Problem requirements: Using the listing below, please gather every line containing the word "this".
-------- Data provided
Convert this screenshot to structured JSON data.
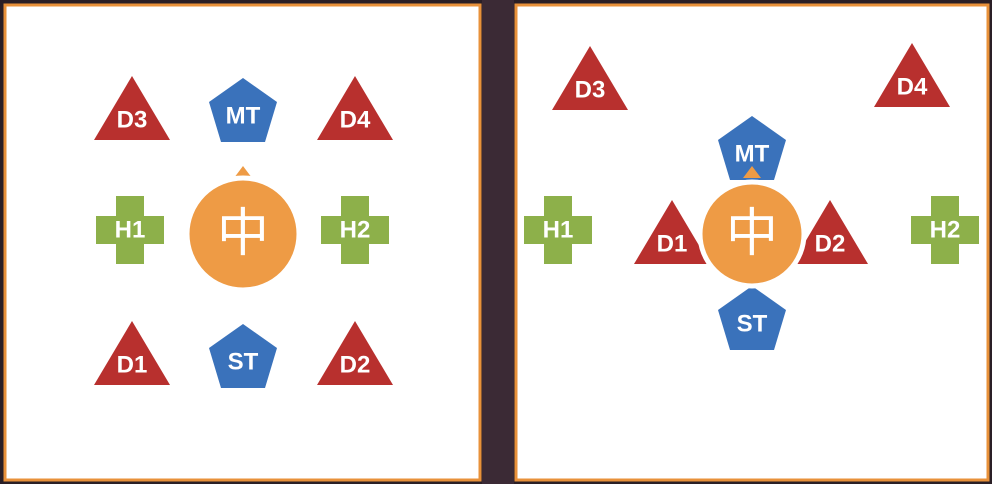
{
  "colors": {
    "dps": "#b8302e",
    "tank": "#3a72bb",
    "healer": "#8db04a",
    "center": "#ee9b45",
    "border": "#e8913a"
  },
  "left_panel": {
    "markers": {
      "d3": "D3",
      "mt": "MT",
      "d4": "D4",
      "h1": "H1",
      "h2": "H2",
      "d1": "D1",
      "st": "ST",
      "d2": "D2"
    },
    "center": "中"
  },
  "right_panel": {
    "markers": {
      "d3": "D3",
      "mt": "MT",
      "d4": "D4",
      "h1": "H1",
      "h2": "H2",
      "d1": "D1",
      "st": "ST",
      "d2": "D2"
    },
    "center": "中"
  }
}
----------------
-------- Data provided
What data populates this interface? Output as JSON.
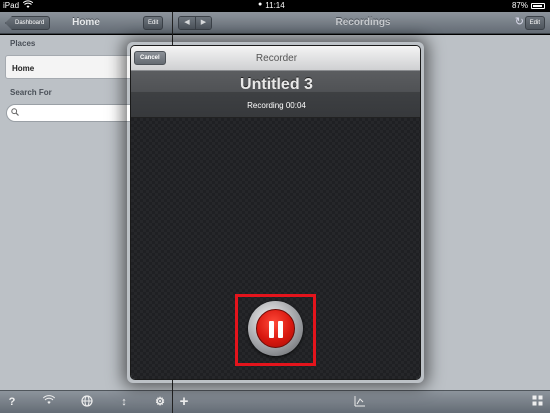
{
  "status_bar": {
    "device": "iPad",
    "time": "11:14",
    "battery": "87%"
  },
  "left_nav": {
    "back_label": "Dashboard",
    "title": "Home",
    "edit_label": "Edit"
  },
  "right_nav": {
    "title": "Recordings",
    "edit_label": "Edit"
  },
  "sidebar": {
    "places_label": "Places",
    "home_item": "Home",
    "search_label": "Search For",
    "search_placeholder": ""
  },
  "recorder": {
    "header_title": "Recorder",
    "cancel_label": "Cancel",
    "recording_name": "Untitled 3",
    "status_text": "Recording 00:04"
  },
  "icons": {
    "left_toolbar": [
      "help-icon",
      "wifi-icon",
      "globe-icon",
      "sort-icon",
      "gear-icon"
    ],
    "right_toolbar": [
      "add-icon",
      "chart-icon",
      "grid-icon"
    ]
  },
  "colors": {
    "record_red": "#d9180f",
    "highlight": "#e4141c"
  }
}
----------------
Response to the task:
Convert this screenshot to structured JSON data.
What data populates this interface? Output as JSON.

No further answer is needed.